*Supplied records*.
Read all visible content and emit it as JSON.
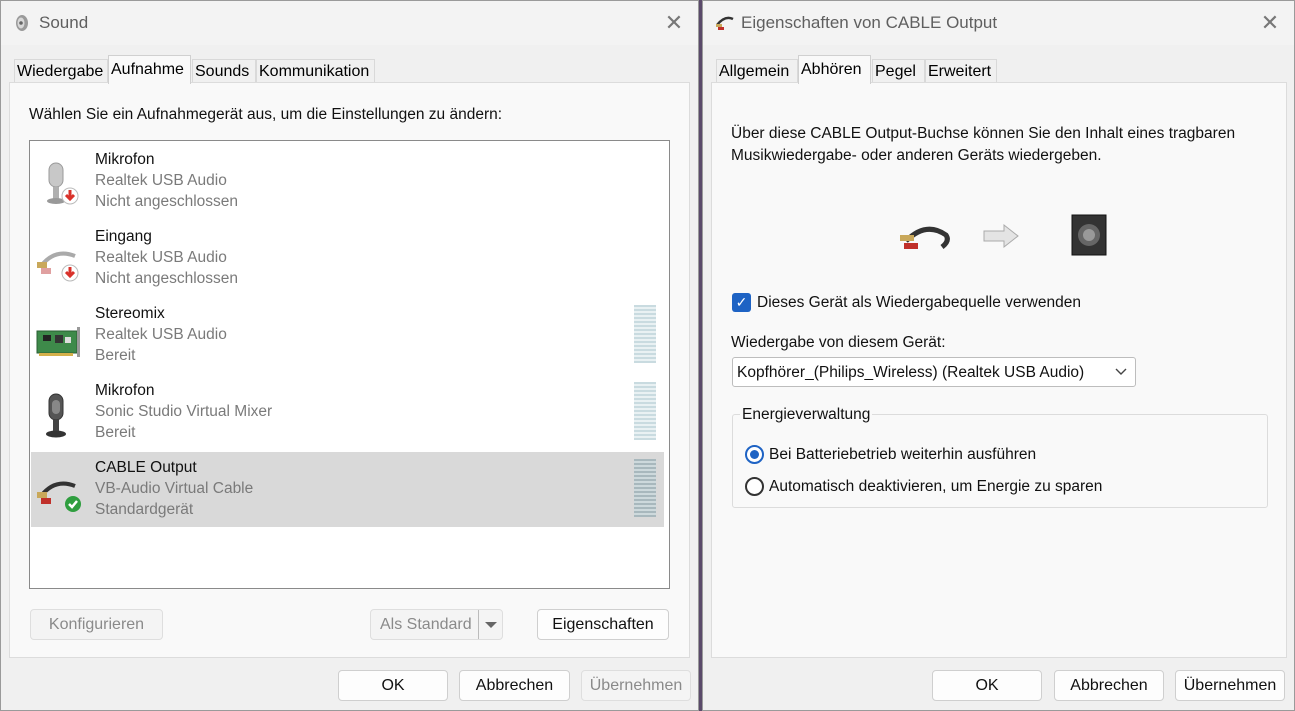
{
  "sound_window": {
    "title": "Sound",
    "tabs": [
      "Wiedergabe",
      "Aufnahme",
      "Sounds",
      "Kommunikation"
    ],
    "active_tab": "Aufnahme",
    "instruction": "Wählen Sie ein Aufnahmegerät aus, um die Einstellungen zu ändern:",
    "devices": [
      {
        "name": "Mikrofon",
        "driver": "Realtek USB Audio",
        "status": "Nicht angeschlossen",
        "icon": "microphone-icon"
      },
      {
        "name": "Eingang",
        "driver": "Realtek USB Audio",
        "status": "Nicht angeschlossen",
        "icon": "cable-jack-icon"
      },
      {
        "name": "Stereomix",
        "driver": "Realtek USB Audio",
        "status": "Bereit",
        "icon": "sound-card-icon"
      },
      {
        "name": "Mikrofon",
        "driver": "Sonic Studio Virtual Mixer",
        "status": "Bereit",
        "icon": "microphone-icon"
      },
      {
        "name": "CABLE Output",
        "driver": "VB-Audio Virtual Cable",
        "status": "Standardgerät",
        "icon": "cable-jack-icon"
      }
    ],
    "selected_device": "CABLE Output",
    "buttons": {
      "configure": "Konfigurieren",
      "set_default": "Als Standard",
      "properties": "Eigenschaften"
    },
    "footer": {
      "ok": "OK",
      "cancel": "Abbrechen",
      "apply": "Übernehmen"
    }
  },
  "props_window": {
    "title": "Eigenschaften von CABLE Output",
    "tabs": [
      "Allgemein",
      "Abhören",
      "Pegel",
      "Erweitert"
    ],
    "active_tab": "Abhören",
    "description": "Über diese CABLE Output-Buchse können Sie den Inhalt eines tragbaren Musikwiedergabe- oder anderen Geräts wiedergeben.",
    "listen_checkbox": {
      "label": "Dieses Gerät als Wiedergabequelle verwenden",
      "checked": true
    },
    "playback_label": "Wiedergabe von diesem Gerät:",
    "playback_device": "Kopfhörer_(Philips_Wireless) (Realtek USB Audio)",
    "power_group": "Energieverwaltung",
    "power_options": [
      {
        "label": "Bei Batteriebetrieb weiterhin ausführen",
        "selected": true
      },
      {
        "label": "Automatisch deaktivieren, um Energie zu sparen",
        "selected": false
      }
    ],
    "footer": {
      "ok": "OK",
      "cancel": "Abbrechen",
      "apply": "Übernehmen"
    }
  },
  "colors": {
    "accent": "#1e63c4",
    "selection": "#d9d9d9",
    "error_badge": "#d9322b",
    "ok_badge": "#2f9e3f"
  }
}
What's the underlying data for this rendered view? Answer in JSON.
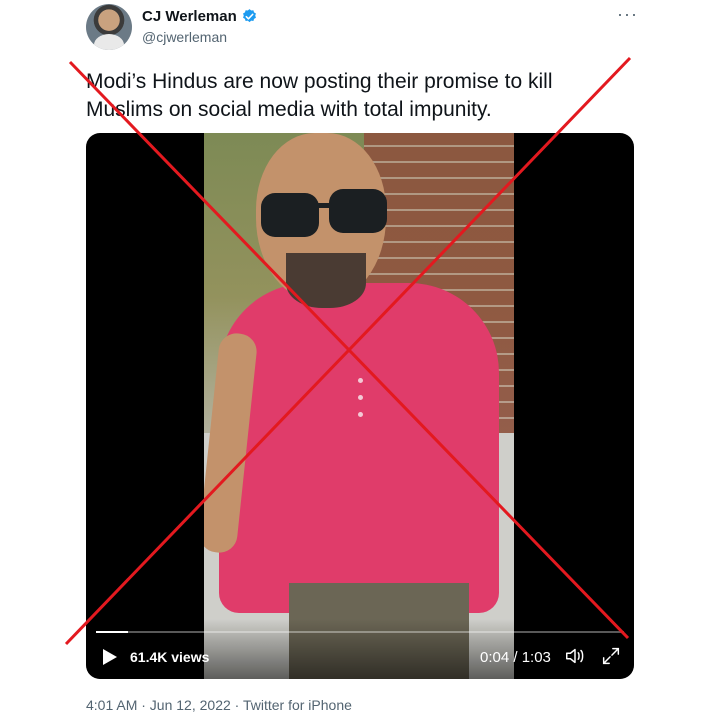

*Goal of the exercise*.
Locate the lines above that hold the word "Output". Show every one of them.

*Written response*.
        "name": "CABLE Output",
    "selected_device": "CABLE Output",
    "title": "Eigenschaften von CABLE Output",
    "description": "Über diese CABLE Output-Buchse können Sie den Inhalt eines tragbaren Musikwiedergabe- oder anderen Geräts wiedergeben.",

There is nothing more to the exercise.